The Diocese of Maitland-Newcastle has an absolute and abiding commitment to promote the safety, welfare and wellbeing of all children and vulnerable adults, particularly for those who participate in the life of the Diocese.

As part of this commitment, the Diocese established the Office of Safeguarding (OoSG) to respond to allegations of diocesan workers’ inappropriate and abusive behaviour against children or vulnerable adults. This response usually involves conducting inquiries (investigations) into the alleged conduct.  Local diocesan leadership may conduct these inquiries, with OoSG staff overseeing the process, or an OoSG investigator may conduct the inquiry directly. Dependent on the seriousness of the allegation, the OoSG inquiry may be conducted under Part 3A Ombudsman Act.

Diocesan inquiries are secondary to any statutory authority-conducted investigations. Law enforcement criminal inquiries have primacy, then statutory child protection services, then diocesan enquiries.

OoSG investigations may form the “preliminary inquiries” conducted in a canonical process.

Diocese-conducted investigations are:

  • administrative procedures, not statutory or legal inquiries
  • inquisitorial processes attempting to elicit the truth
  • confidential, not carried out in the “public domain”
  • procedurally fair to the person being investigated
  • based on the “balance of probabilities” not the criminal standard of “beyond reasonable doubt”.

If you want more information about diocesan investigations:

I am a child or a parent of a child involved in an investigation

Children can be the alleged victim or a potential witness in an investigation. Particular procedures are followed when children become a part of a diocesan investigation, particularly when an OoSG investigator conducts the inquiry. Children should feel safe and supported during the investigative process.

If you want more information as a child or parent of a child involved in a diocesan investigation:

I am a vulnerable adult involved in an investigation

Vulnerable adults can be the alleged victim or a potential witness in an investigation. Particular procedures are followed to ensure vulnerable adults give informed consent before participating in the inquiry. Vulnerable adults should feel safe and supported during the investigative process.

If you want more information as a vulnerable adult involved in a diocesan investigation:
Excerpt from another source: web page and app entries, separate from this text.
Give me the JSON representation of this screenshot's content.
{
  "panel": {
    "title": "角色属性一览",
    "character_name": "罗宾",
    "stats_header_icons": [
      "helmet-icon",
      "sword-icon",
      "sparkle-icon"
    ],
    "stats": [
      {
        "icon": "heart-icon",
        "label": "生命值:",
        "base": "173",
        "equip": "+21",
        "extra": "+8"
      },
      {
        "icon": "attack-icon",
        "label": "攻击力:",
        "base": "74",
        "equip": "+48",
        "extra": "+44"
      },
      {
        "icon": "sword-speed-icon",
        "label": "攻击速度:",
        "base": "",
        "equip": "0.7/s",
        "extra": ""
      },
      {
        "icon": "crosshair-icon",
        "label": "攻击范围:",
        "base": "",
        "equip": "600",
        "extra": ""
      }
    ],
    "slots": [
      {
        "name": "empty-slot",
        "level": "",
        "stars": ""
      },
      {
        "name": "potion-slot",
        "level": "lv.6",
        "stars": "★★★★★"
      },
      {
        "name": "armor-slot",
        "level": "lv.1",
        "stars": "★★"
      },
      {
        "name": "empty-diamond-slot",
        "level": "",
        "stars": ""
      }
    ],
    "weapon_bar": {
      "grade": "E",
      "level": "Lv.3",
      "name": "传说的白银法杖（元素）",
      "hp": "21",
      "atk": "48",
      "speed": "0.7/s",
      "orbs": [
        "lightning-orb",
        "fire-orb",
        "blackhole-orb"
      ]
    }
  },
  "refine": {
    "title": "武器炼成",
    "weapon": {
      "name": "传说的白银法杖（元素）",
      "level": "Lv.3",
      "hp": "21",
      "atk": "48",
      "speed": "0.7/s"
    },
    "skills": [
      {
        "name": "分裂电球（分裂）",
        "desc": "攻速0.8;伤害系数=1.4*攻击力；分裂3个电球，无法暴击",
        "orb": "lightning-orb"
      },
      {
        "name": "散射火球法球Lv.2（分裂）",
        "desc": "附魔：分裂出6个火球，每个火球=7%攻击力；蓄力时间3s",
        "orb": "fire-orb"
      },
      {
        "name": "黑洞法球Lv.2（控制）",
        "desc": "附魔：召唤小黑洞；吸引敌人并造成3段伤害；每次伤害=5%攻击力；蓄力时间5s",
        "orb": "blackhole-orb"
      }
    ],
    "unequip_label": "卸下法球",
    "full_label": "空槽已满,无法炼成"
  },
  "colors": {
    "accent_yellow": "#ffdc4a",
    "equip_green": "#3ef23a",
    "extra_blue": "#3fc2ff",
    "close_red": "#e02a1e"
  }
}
I am a diocesan worker being investigated

The Diocese takes all allegations of misconduct seriously, but allegations are not accepted as fact.  Any diocesan worker could be the subject of an investigation. All diocesan workers are entitled to due process and appropriate levels of support and advice during and after the investigative process.

If you want more information as a diocesan worker who is the subject of an investigation:

What do I do if a workmate/colleague is being investigated?

Diocesan workers may be potential witnesses in an investigation; or they may be aware a workmate or colleague is being investigated; or they may be the supervisor of a diocesan worker being investigated.

If you want more information about what your obligations and responsibilities are as a diocesan worker involved with an investigation: